But the FROZEN PENSIONERS will still be forgotten ! Again.
The new freedoms mean they have more choice about what they do with their savings than ever before
Except for the FROZEN PENSIONERS who have been forgotten ! Again. NO FREEDOM FOR THEM
The Financial Conduct Authority and The Pension Regulator are both useless as they are seemingly barred from interfering with Government's unjustified discrimination so the FROZEN PENSIONERS are forgotten ! Again.
With regard to WASPI you say that we committed £1 billion to lessen the impact of the state pension changes on those who were affected, so that no one would experience a change of more than 18 months but it is to be noted that many will have their pension frozen if retiring to a country that is not of your choosing so joining the ranks of the FROZEN PENSIONERS.
And the FROZEN PENSIONERS have suffered for 70 yrs but are forgotten AGAIN !
"Unwinding past decisions would involve younger people having to bear an even greater share of the burden of getting this country back to living within its means. That is not a burden we are prepared to place on them" but it will continue to burden the Frozen pensioners destined for poverty if having no other means .
And of course, they will have their pensions frozen like the current FROZEN PENSIONERS when THEY RETIRE if going to a country where you choose to deny them any indexation thanks to section 20 of the Pensions Act.
So the FROZEN PENSIONERS remain abandoned and denied EQUALITY with their peers for all of your tinkering recently.
I beg to move. that the Government allow ALL pensioners their rightful pension indexation in retiring irrespective of their place of retirement and section 20 of the Pensions Act currently in force be removed in order to cease the discriminative, divisive and immoral aspect of the Pension Act thereby bringing the UK into line with all other developed democratic countries in the 21st century as those in the OECD.

Andy Robertson-Fox
Posted on 3 Nov 2016 10:05 am (Report this annotation)

While this debate is mainly about the private pension schemes it is noticeable that Lord Freud introduced the State Retirement Pension into the discussion and specifically the case of WASPI women.
One really must question why this group has been singled out and to the exclusion of a group with much more to complain about.
Apart from a somewhat disproportionate transition period and poor DWP communications they will become entitled to whatever their NI contributions qualify them for on the date on which they become eligible.

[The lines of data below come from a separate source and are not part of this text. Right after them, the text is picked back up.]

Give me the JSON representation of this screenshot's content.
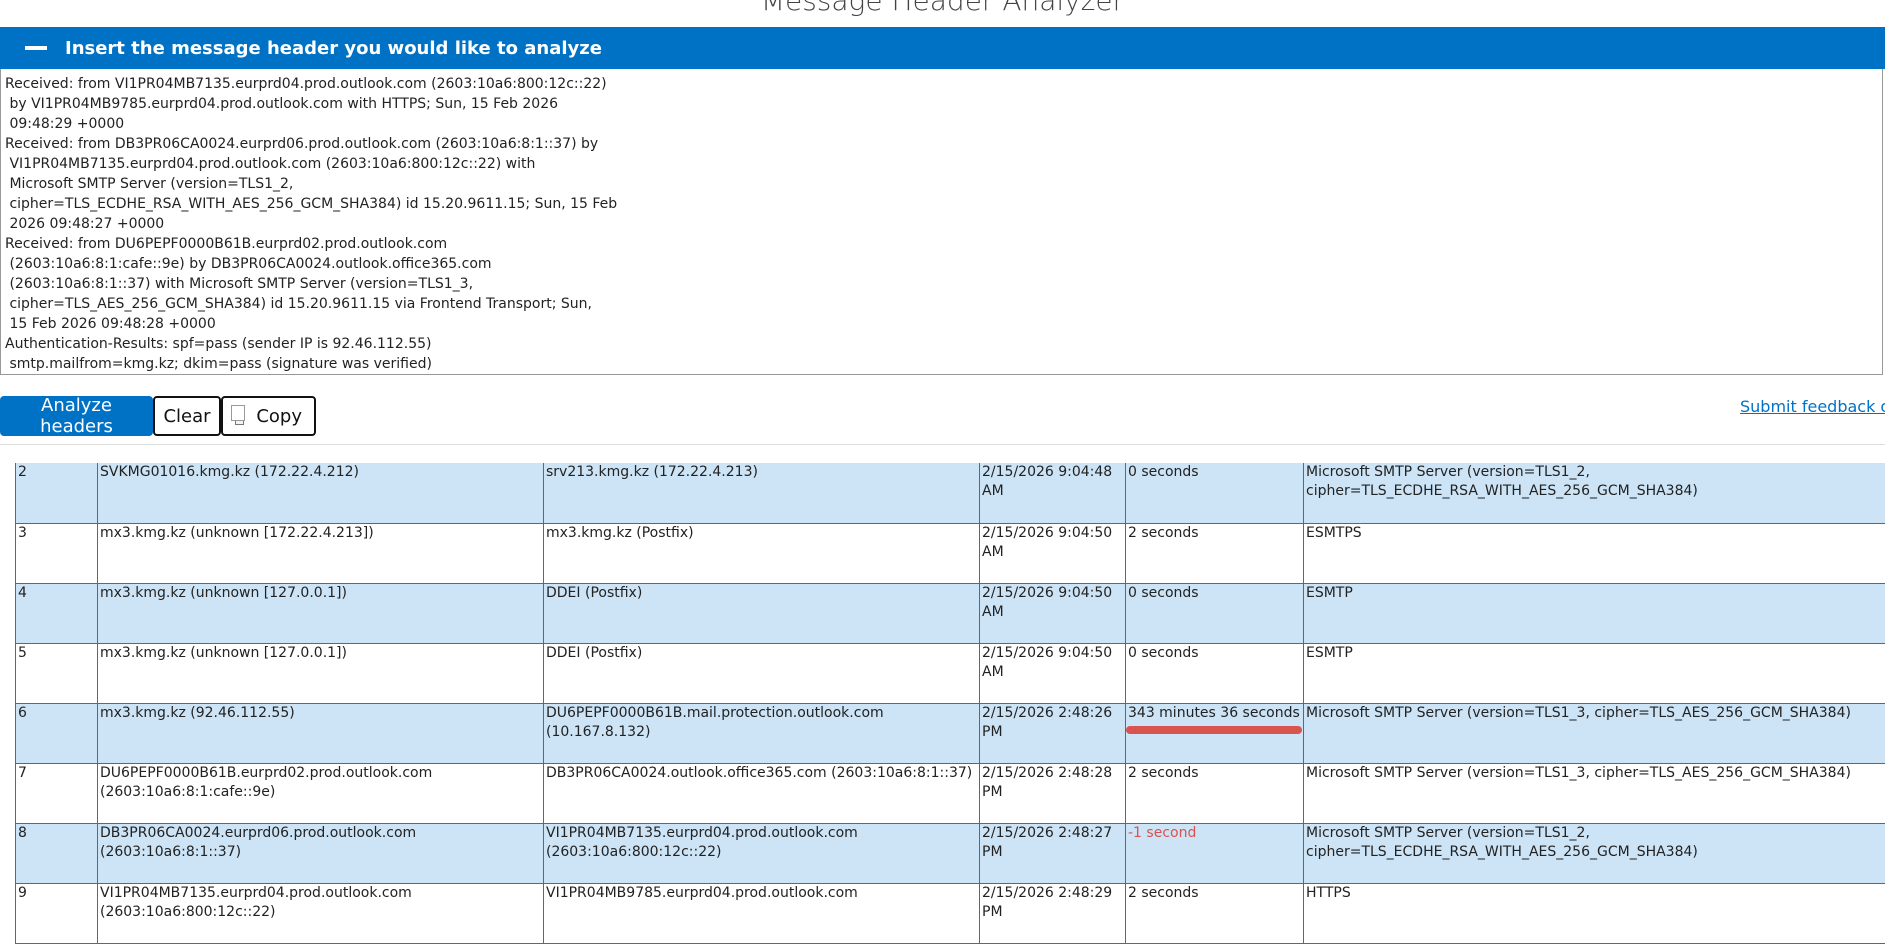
{
  "app": {
    "title": "Message Header Analyzer"
  },
  "section": {
    "title": "Insert the message header you would like to analyze"
  },
  "header_text": "Received: from VI1PR04MB7135.eurprd04.prod.outlook.com (2603:10a6:800:12c::22)\n by VI1PR04MB9785.eurprd04.prod.outlook.com with HTTPS; Sun, 15 Feb 2026\n 09:48:29 +0000\nReceived: from DB3PR06CA0024.eurprd06.prod.outlook.com (2603:10a6:8:1::37) by\n VI1PR04MB7135.eurprd04.prod.outlook.com (2603:10a6:800:12c::22) with\n Microsoft SMTP Server (version=TLS1_2,\n cipher=TLS_ECDHE_RSA_WITH_AES_256_GCM_SHA384) id 15.20.9611.15; Sun, 15 Feb\n 2026 09:48:27 +0000\nReceived: from DU6PEPF0000B61B.eurprd02.prod.outlook.com\n (2603:10a6:8:1:cafe::9e) by DB3PR06CA0024.outlook.office365.com\n (2603:10a6:8:1::37) with Microsoft SMTP Server (version=TLS1_3,\n cipher=TLS_AES_256_GCM_SHA384) id 15.20.9611.15 via Frontend Transport; Sun,\n 15 Feb 2026 09:48:28 +0000\nAuthentication-Results: spf=pass (sender IP is 92.46.112.55)\n smtp.mailfrom=kmg.kz; dkim=pass (signature was verified)",
  "toolbar": {
    "analyze_label": "Analyze headers",
    "clear_label": "Clear",
    "copy_label": "Copy",
    "feedback_label": "Submit feedback on g"
  },
  "hops": [
    {
      "hop": "2",
      "from": "SVKMG01016.kmg.kz (172.22.4.212)",
      "by": "srv213.kmg.kz (172.22.4.213)",
      "time": "2/15/2026 9:04:48 AM",
      "delay": "0 seconds",
      "with": "Microsoft SMTP Server (version=TLS1_2, cipher=TLS_ECDHE_RSA_WITH_AES_256_GCM_SHA384)"
    },
    {
      "hop": "3",
      "from": "mx3.kmg.kz (unknown [172.22.4.213])",
      "by": "mx3.kmg.kz (Postfix)",
      "time": "2/15/2026 9:04:50 AM",
      "delay": "2 seconds",
      "with": "ESMTPS"
    },
    {
      "hop": "4",
      "from": "mx3.kmg.kz (unknown [127.0.0.1])",
      "by": "DDEI (Postfix)",
      "time": "2/15/2026 9:04:50 AM",
      "delay": "0 seconds",
      "with": "ESMTP"
    },
    {
      "hop": "5",
      "from": "mx3.kmg.kz (unknown [127.0.0.1])",
      "by": "DDEI (Postfix)",
      "time": "2/15/2026 9:04:50 AM",
      "delay": "0 seconds",
      "with": "ESMTP"
    },
    {
      "hop": "6",
      "from": "mx3.kmg.kz (92.46.112.55)",
      "by": "DU6PEPF0000B61B.mail.protection.outlook.com (10.167.8.132)",
      "time": "2/15/2026 2:48:26 PM",
      "delay": "343 minutes 36 seconds",
      "with": "Microsoft SMTP Server (version=TLS1_3, cipher=TLS_AES_256_GCM_SHA384)"
    },
    {
      "hop": "7",
      "from": "DU6PEPF0000B61B.eurprd02.prod.outlook.com (2603:10a6:8:1:cafe::9e)",
      "by": "DB3PR06CA0024.outlook.office365.com (2603:10a6:8:1::37)",
      "time": "2/15/2026 2:48:28 PM",
      "delay": "2 seconds",
      "with": "Microsoft SMTP Server (version=TLS1_3, cipher=TLS_AES_256_GCM_SHA384)"
    },
    {
      "hop": "8",
      "from": "DB3PR06CA0024.eurprd06.prod.outlook.com (2603:10a6:8:1::37)",
      "by": "VI1PR04MB7135.eurprd04.prod.outlook.com (2603:10a6:800:12c::22)",
      "time": "2/15/2026 2:48:27 PM",
      "delay": "-1 second",
      "with": "Microsoft SMTP Server (version=TLS1_2, cipher=TLS_ECDHE_RSA_WITH_AES_256_GCM_SHA384)"
    },
    {
      "hop": "9",
      "from": "VI1PR04MB7135.eurprd04.prod.outlook.com (2603:10a6:800:12c::22)",
      "by": "VI1PR04MB9785.eurprd04.prod.outlook.com",
      "time": "2/15/2026 2:48:29 PM",
      "delay": "2 seconds",
      "with": "HTTPS"
    }
  ],
  "colors": {
    "accent": "#0072c6",
    "row_alt": "#cce4f6",
    "warning": "#d9534f"
  }
}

The frozen pensioner, however, is denied equality, fairness and justice in comparison with all other UK pensioners world wide even though they met the same contribution conditions...for them no triple lock but 0% up-rating year after year...a situation that has lasted for over seventy years and which is an indictment of parliament and not one for government to seemingly proudly boast.